The stereotype of technology as a male-dominated interest and career path is slowly fading. We no longer associate computers just with geeky, pale boys in thick glasses poring over gaming screens. Technology in schools and in daily life has become much more accessible and user-friendly for everyone.
But do males still have an edge when it comes to technology in the classroom? Are there still gender differences in how educational technology tools are used?
Research evidence suggests yes, but there are many ways to address these disparities.
Among students: Girls in schools are less likely to have positive feelings about technology in general. They are more likely to be anxious and to have less confidence in their own abilities to use it, even if their mathematical and scientific abilities are assessed to be similar. While boys are more likely to experiment with technology and to use it playfully, girls tend to hold themselves to higher standards about how to use it successfully.
Among teachers: Across all teaching levels, male educators have more experience with technology and, like male students, more confidence. Female teachers want to learn about technology from demonstrations and one-on-one guidance, while male teachers are more likely to want to learn from experience and from less formal instruction.

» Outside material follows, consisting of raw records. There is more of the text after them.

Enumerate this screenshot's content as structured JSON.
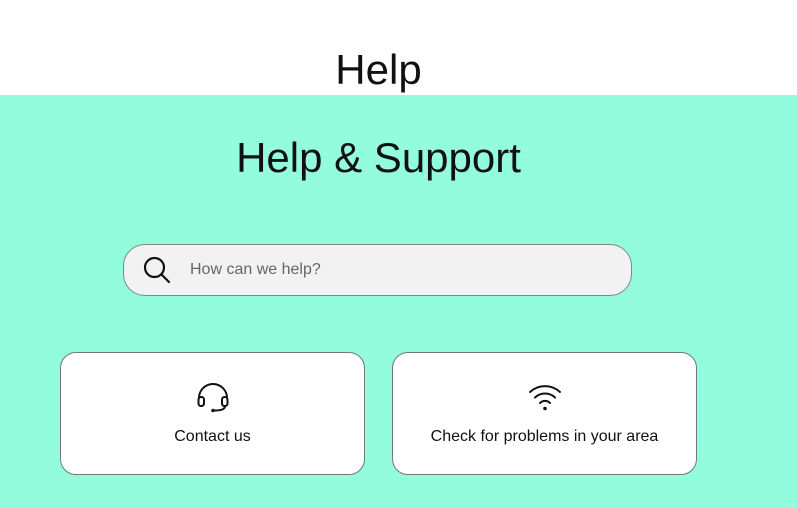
{
  "header": {
    "title": "Help"
  },
  "hero": {
    "title": "Help & Support",
    "background_color": "#92fcdc"
  },
  "search": {
    "placeholder": "How can we help?",
    "value": "",
    "icon": "search-icon"
  },
  "cards": [
    {
      "label": "Contact us",
      "icon": "headset-icon"
    },
    {
      "label": "Check for problems in your area",
      "icon": "wifi-icon"
    }
  ]
}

While girls have made tremendous strides in math, science, and technology, gaps still exist. While women make up about half of the work force, they only comprise 25% of technology-related jobs. Less than 20% of the students who took the Advanced Placement exam in computer science were female, and less than a quarter in physics.
The most important solution to these gender differences is an increase in role models in schools. Girls should see female teachers taking leadership roles in developing and using technology. In addition, female professionals from the science and technology fields can be invited as guest speakers, as career advising mentors, and as advisers to student technology clubs.
Both female students and teachers have been shown to want to use technology – even more than males – as a way of interacting within school communities and as another tool for getting feedback. They can benefit from hands-on, more personal forms of instruction that emphasize real-world applications.
What are your experiences with boys and girls in the classroom? Do they use technology differently?